Mocha Decoration Description: A type of dipped ware. These pieces are decorated with tree like or dendritic patterns. Decorative Technique: dendritic or tree or branch like decoration Age Range: 1780's - 1860's
Polychrome Description: This decorative style applies to hand painted decorations that includes multiple colors. Those with warm hues including slightly yellowish green, olive, caramel or mustard yellow, deep yellow, brown, and blue are commonly on creamware or pearlware and older in age. A cooler color palette of greens, magenta, and light blues can be found on whiteware and are not as old in age. Decorative Technique: Botanical elements and bands Age Range: 1795-1920
Spongeware Decoration on Whiteware Description: Whiteware is a thin, hard, compact refined earthenware. Color is applied using sponges, brushes, or pieces of cloth. Technique is sometime used in combination with hand painting Decorative Technique: sponge or spatter Age Range: 1830-1860

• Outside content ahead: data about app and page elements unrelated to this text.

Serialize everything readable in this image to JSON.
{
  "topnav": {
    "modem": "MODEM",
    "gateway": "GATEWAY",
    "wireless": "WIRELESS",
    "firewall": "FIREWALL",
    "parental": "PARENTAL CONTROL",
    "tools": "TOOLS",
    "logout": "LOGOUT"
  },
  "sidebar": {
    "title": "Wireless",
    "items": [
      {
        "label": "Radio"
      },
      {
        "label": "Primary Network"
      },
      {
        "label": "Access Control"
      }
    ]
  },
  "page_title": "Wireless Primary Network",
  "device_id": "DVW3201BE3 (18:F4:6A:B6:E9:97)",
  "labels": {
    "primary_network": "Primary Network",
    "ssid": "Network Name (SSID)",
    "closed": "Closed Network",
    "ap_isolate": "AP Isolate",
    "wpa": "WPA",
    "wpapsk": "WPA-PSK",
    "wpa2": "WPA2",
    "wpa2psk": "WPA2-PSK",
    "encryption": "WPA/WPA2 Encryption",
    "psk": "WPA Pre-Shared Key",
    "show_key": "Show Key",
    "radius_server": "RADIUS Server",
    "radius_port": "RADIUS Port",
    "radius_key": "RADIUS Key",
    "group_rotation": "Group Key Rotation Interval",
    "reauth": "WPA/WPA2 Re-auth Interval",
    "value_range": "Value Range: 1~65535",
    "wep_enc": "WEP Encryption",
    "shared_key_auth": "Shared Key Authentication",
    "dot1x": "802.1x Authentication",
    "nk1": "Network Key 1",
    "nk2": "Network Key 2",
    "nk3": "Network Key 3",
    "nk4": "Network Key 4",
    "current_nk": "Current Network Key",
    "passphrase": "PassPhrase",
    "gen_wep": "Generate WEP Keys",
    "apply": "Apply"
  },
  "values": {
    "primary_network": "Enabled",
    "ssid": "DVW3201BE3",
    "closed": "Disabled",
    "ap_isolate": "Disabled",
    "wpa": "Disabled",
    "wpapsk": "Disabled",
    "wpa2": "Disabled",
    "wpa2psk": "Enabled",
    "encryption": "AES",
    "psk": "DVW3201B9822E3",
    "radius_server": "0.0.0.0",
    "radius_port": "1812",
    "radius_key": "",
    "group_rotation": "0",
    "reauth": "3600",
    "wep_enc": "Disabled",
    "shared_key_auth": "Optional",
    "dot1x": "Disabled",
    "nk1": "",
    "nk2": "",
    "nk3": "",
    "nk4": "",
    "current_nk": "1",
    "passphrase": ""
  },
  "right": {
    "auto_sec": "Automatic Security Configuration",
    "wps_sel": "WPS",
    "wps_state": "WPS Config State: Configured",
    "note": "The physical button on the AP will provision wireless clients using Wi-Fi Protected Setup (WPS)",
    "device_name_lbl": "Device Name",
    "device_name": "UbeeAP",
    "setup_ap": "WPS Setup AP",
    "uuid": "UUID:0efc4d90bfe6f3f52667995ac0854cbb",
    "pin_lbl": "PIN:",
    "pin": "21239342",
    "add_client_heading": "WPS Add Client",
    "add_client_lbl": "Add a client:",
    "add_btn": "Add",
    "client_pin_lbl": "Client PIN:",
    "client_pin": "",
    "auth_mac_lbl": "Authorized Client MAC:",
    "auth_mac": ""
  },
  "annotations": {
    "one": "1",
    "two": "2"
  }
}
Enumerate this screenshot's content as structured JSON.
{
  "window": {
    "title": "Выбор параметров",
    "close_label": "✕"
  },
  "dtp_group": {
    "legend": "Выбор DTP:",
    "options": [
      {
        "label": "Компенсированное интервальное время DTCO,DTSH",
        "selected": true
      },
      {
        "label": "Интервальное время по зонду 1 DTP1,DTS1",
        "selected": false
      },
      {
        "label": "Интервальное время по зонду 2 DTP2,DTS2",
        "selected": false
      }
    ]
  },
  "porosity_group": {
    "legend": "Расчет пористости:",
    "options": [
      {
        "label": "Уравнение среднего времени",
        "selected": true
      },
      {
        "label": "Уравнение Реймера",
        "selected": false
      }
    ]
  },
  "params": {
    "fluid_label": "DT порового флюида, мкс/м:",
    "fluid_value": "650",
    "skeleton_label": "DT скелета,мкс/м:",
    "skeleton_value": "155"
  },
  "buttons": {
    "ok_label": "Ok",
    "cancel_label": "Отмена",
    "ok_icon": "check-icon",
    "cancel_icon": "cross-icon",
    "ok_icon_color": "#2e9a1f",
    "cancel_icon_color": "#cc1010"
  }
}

Shell Edge Ware Design on Pearlware Description: Pearlware is a thin, hard, compact refined earthenware. It's clear lead glaze has a blue tint. Edge rim decoration is primarily blue, green, or red in color Decorative Technique: Edge decoration Age Range: 1780-1840
Transfer Print Decoration on Creamware Description: Creamware is a thin, compact refined earthenware white to light cream in color. Different designs printed and transferred on to creamware. Decorative Technique: Transfer printed under glaze Age Range: 1770-1815
Transfer Print Decoration on Whiteware Description: Whiteware is a thin, hard, compact refined earthenware. Different designs printed and transferred on to whiteware. Decorative Technique: Transfer printed under glaze Age Range: 1830 to Present
Variegated Surface Design Description: Some of the earliest dipped wares were decorated using this technique. Different colors run and swirl against one another to make a fine grained, granite like design. Decorative Technique: Dipped Swirls Age Range: Late 18th Century- Early 19th Century
White Salt Glazed Molded Designs Description: White colored stoneware with molded rims. Designs composed of adjacent patterned panels. Some common molded designs are basket weave, dots, and plume feathers. Decorative Technique: Molded Age Range: 1740-1805
Yellowware Description: A refined earthenware where the body turned yellow due to impurities in the clay. Is made with clear alkaline glaze Decorative Technique: Banded designs, mocha decoration, pressed or molded scenes and floral decorations. Age Range: 1820's-1900
Thanks so much for taking the time to read this blog article. I realize that ceramic sherds are generally overlooked by most treasure hunters, left behind or discarded as trash by many. I don't imagine that outlook is likely to ever change. Personally, after having taken the time to learn more about ceramic sherds I can say that I have developed a true appreciation for them and the information they provide us with. I hope you have a great week. Happy Hunting!